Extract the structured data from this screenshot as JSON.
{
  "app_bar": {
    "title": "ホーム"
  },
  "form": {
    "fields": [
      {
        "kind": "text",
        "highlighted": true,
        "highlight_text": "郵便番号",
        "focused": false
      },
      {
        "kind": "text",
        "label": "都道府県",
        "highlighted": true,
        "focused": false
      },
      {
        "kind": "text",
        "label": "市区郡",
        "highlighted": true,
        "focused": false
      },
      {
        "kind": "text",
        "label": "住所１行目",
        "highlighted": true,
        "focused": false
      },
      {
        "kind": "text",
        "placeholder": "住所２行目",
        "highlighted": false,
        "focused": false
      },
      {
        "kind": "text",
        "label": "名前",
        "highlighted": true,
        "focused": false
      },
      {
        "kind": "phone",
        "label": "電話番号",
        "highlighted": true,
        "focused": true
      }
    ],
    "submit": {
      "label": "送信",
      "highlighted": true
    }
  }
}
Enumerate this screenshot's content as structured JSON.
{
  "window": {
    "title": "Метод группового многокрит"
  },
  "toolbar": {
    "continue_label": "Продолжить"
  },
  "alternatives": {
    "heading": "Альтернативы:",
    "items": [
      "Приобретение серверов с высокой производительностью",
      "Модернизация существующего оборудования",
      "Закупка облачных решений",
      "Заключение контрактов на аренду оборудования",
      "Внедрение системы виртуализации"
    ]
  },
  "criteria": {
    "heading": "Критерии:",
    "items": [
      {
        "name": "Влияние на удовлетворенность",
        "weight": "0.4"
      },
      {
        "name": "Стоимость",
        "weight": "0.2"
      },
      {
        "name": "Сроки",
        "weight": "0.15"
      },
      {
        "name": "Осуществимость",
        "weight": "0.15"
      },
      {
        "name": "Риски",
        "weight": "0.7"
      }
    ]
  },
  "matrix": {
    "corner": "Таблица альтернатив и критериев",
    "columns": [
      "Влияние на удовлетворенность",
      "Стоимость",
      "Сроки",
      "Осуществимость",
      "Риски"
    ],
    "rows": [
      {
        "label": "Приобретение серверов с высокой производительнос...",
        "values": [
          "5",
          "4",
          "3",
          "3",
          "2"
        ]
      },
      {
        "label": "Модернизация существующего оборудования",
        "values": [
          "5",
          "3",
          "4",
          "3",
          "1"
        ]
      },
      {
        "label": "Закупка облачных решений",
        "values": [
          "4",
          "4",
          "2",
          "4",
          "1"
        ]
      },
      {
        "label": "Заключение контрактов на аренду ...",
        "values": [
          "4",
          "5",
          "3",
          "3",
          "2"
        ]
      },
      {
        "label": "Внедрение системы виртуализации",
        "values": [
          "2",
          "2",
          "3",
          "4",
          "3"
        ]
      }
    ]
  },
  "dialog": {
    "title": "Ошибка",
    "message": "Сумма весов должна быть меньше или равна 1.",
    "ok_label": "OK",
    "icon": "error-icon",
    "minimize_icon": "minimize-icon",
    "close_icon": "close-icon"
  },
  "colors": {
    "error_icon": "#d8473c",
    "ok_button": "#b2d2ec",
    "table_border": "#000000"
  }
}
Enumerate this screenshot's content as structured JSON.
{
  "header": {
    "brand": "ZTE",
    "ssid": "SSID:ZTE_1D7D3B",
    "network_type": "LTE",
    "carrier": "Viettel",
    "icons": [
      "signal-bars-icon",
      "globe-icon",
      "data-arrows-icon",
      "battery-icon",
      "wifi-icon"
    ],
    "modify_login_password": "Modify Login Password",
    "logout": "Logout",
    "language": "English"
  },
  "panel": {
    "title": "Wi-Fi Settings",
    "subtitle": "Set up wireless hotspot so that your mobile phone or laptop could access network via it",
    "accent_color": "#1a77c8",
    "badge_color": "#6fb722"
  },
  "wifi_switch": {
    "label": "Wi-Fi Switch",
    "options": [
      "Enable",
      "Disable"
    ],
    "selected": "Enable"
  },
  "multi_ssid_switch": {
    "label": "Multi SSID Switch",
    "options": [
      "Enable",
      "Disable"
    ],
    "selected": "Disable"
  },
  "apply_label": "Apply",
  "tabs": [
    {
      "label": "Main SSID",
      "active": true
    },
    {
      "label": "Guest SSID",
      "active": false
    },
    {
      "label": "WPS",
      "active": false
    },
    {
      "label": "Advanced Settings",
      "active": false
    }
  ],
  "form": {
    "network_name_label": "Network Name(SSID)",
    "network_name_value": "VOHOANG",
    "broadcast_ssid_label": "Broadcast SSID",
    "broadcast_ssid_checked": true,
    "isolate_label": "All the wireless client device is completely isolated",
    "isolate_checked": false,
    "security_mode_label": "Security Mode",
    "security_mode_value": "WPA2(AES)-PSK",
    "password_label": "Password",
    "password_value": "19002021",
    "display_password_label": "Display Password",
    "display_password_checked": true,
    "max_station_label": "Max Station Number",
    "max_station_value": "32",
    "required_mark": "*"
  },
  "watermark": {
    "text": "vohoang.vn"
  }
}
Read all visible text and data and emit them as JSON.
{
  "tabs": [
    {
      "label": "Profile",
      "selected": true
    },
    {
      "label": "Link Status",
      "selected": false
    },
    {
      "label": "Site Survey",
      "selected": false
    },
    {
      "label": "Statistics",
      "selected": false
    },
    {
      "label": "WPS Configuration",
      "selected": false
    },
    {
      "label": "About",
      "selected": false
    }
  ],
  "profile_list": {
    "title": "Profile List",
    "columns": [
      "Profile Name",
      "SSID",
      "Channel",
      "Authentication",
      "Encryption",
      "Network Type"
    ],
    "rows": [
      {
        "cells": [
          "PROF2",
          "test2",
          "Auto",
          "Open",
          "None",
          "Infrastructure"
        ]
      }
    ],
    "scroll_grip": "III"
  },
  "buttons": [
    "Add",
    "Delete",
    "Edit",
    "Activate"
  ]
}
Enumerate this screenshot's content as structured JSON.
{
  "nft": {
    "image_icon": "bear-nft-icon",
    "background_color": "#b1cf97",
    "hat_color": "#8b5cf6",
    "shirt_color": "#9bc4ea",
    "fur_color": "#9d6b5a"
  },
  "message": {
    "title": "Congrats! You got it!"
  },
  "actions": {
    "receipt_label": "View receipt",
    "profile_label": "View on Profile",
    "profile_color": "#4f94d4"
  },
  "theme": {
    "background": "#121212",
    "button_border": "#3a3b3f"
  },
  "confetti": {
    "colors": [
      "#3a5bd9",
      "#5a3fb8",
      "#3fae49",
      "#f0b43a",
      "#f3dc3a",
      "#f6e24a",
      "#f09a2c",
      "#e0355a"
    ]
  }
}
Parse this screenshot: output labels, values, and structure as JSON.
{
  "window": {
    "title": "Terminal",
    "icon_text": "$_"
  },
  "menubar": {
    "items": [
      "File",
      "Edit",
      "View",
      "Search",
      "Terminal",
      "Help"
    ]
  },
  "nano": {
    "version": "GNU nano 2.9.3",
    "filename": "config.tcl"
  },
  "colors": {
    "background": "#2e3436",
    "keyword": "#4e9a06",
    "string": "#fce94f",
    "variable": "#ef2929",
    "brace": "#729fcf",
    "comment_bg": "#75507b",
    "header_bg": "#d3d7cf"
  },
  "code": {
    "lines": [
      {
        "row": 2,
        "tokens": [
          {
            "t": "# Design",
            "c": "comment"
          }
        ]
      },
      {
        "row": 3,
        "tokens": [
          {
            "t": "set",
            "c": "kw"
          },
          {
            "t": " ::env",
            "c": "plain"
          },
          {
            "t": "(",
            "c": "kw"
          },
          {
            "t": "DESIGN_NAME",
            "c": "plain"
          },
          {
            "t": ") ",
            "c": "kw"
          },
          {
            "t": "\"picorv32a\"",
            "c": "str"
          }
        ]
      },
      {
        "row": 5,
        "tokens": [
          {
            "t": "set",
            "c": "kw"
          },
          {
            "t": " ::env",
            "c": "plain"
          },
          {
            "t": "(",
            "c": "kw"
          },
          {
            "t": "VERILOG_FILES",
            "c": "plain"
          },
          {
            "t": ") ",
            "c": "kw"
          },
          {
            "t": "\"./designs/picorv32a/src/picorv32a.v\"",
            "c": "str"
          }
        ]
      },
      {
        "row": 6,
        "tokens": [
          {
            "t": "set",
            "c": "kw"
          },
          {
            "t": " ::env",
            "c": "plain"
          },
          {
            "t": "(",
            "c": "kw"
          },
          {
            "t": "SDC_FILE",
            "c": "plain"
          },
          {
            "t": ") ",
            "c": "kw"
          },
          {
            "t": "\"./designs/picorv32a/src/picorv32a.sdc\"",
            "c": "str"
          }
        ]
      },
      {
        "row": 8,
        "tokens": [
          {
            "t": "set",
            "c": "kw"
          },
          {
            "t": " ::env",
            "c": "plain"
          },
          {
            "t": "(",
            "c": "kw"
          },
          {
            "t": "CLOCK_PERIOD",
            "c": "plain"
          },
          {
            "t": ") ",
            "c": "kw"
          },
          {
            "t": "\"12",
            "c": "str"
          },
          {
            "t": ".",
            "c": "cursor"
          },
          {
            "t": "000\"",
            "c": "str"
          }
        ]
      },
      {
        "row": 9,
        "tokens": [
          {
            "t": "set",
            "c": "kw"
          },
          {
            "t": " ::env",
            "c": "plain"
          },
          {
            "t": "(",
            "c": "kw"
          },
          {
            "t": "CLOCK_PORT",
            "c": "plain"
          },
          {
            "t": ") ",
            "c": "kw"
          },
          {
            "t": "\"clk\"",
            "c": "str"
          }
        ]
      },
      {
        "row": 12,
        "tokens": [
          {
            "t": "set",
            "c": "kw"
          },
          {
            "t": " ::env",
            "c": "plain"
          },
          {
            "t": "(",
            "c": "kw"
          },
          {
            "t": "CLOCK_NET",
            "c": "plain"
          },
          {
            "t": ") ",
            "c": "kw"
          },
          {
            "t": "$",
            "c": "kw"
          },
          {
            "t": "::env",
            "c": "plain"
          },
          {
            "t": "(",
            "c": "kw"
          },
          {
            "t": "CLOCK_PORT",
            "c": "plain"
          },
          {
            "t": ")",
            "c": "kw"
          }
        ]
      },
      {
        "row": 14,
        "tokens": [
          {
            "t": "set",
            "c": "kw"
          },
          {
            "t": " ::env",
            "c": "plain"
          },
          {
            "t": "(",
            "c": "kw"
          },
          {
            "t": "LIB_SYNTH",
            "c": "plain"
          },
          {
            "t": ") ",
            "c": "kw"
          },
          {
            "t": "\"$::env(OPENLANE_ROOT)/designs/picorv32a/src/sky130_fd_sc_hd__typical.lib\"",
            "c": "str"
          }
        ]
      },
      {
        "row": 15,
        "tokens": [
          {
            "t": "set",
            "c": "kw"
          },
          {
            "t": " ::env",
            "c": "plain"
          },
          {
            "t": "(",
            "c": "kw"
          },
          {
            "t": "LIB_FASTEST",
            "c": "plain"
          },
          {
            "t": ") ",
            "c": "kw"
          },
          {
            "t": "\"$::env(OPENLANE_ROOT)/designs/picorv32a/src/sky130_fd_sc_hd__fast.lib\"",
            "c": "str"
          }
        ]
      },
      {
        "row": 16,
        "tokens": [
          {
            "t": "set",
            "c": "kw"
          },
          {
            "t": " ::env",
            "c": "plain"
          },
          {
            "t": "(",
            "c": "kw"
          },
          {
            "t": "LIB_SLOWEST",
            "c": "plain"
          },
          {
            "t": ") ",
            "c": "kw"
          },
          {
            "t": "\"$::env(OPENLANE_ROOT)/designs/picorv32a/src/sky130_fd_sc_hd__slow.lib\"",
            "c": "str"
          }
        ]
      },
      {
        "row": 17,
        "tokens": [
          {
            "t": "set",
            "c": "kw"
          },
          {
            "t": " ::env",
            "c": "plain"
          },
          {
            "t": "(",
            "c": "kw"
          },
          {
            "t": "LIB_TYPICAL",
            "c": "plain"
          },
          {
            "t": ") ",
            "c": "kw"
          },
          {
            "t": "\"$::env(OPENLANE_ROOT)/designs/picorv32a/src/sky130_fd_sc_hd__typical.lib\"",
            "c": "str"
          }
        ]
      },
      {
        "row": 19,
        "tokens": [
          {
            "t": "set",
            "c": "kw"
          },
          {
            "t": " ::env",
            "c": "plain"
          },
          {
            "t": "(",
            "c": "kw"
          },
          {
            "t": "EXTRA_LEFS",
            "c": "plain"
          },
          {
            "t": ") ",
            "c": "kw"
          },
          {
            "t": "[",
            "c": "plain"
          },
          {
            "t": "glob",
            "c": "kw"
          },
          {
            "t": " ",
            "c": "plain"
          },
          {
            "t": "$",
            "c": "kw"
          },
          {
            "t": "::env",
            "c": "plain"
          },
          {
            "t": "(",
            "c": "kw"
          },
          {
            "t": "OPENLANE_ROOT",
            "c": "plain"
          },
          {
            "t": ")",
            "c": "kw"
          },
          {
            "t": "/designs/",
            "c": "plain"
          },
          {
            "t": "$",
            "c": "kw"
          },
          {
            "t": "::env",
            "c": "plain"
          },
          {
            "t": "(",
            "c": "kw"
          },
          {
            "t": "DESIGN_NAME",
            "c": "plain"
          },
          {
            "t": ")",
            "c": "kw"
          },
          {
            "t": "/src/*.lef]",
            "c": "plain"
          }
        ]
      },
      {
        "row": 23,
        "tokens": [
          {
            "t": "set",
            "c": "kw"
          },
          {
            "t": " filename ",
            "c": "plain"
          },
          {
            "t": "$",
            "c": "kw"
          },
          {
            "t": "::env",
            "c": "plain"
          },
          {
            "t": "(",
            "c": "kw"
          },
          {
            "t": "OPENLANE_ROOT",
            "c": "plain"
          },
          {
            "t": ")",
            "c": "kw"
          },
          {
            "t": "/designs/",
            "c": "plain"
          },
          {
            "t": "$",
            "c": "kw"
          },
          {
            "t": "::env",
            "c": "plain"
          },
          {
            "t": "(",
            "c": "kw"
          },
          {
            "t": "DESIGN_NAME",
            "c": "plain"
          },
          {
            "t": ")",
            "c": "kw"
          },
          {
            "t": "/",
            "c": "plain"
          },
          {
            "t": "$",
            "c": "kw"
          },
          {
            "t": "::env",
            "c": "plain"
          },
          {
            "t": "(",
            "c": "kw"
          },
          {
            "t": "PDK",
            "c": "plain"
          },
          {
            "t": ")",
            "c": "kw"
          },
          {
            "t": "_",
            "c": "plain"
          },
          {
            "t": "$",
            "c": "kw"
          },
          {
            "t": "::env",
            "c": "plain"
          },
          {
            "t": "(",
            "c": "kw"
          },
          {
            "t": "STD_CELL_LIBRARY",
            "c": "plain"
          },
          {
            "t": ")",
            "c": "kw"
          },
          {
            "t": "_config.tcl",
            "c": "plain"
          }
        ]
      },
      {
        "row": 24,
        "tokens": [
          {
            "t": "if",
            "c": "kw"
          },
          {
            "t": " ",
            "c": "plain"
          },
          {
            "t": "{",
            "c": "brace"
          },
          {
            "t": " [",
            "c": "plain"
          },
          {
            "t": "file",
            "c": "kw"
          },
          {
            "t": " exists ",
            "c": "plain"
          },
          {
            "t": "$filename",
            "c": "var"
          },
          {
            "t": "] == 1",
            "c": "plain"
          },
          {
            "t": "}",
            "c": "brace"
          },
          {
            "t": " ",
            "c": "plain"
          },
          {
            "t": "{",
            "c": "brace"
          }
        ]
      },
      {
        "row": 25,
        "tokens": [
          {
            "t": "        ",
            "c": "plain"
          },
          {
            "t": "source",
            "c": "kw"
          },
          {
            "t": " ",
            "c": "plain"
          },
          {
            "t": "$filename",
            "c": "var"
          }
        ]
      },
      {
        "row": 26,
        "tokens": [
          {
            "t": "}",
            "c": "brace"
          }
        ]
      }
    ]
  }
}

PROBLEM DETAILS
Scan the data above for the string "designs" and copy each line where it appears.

EXERCISE OUTPUT
            "t": "\"./designs/picorv32a/src/picorv32a.v\"",
            "t": "\"./designs/picorv32a/src/picorv32a.sdc\"",
            "t": "\"$::env(OPENLANE_ROOT)/designs/picorv32a/src/sky130_fd_sc_hd__typical.lib\"",
            "t": "\"$::env(OPENLANE_ROOT)/designs/picorv32a/src/sky130_fd_sc_hd__fast.lib\"",
            "t": "\"$::env(OPENLANE_ROOT)/designs/picorv32a/src/sky130_fd_sc_hd__slow.lib\"",
            "t": "\"$::env(OPENLANE_ROOT)/designs/picorv32a/src/sky130_fd_sc_hd__typical.lib\"",
            "t": "/designs/",
            "t": "/designs/",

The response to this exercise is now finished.